In 2008, freshman Democrat Alan Grayson self-financed his race and won Florida's independent-leaning eighth district. Set along the famed I-4 corridor in Florida, this district has a history of deciding statewide elections because its voters have been fed up with George W. Bush, the Iraq War, and with scandals, both personal and political, surrounding the GOP. In 2008, they also turned out to vote for Obama and helped him carry the state.
When Grayson ran, he was anti-Bush and anti-war (he had a bumper sticker on his car that read, "Bush Lied, People Died"). And incumbent Ric Keller represented all that voters did not like about Republicans, especially the fact that he left his wife to marry a younger woman.
Though the political climate has changed drastically in two years, Grayson continues to stick by his principles and is to conservatives what Michele Bachmann is to liberals. He's called Dick Cheney a "vampire" and told him to "STFU." He said the GOP's health care plan, if they even have one, would be for sick people to "die quickly." He's endeared himself to liberals and to MSNBC hosts and viewers and has fiercely backed President Obama's agenda.

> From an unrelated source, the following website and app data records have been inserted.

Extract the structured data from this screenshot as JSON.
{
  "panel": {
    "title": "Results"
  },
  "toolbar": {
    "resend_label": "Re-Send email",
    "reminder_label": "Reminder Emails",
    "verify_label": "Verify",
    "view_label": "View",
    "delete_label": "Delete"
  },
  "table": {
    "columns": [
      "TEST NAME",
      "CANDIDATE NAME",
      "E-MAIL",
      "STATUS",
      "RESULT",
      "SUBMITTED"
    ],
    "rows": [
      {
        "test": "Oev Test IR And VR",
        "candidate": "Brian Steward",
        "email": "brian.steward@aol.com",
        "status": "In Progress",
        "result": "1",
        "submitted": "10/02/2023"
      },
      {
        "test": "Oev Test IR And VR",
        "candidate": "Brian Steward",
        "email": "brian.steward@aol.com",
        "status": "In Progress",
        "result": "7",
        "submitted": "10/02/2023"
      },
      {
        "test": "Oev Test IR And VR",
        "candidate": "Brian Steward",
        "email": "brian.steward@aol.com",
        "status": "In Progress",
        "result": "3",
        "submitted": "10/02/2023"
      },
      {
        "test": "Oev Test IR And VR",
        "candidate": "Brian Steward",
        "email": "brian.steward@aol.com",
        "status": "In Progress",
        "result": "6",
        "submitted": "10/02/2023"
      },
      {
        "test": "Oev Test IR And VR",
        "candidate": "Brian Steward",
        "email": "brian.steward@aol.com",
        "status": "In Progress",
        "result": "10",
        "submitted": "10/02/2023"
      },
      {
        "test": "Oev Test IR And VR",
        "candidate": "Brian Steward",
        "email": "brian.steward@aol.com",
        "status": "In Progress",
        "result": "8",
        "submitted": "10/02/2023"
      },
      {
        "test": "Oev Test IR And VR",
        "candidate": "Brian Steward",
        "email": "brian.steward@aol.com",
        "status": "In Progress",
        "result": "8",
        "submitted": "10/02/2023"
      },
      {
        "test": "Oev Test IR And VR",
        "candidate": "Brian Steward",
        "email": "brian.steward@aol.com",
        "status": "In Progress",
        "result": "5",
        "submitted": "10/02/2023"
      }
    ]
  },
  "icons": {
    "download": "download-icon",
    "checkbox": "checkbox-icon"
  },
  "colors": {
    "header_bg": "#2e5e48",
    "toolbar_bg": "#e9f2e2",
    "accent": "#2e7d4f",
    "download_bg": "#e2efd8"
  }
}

His beliefs are genuine. He's not a phony. He's pugnacious. At least that is what his supporters say they like about him, and that is why he's the type of candidate that some liberal activists, particularly those from the Netroots, wish there were more of. If Grayson gets re-elected in this climate, more of such candidates may push Democrats further to the left.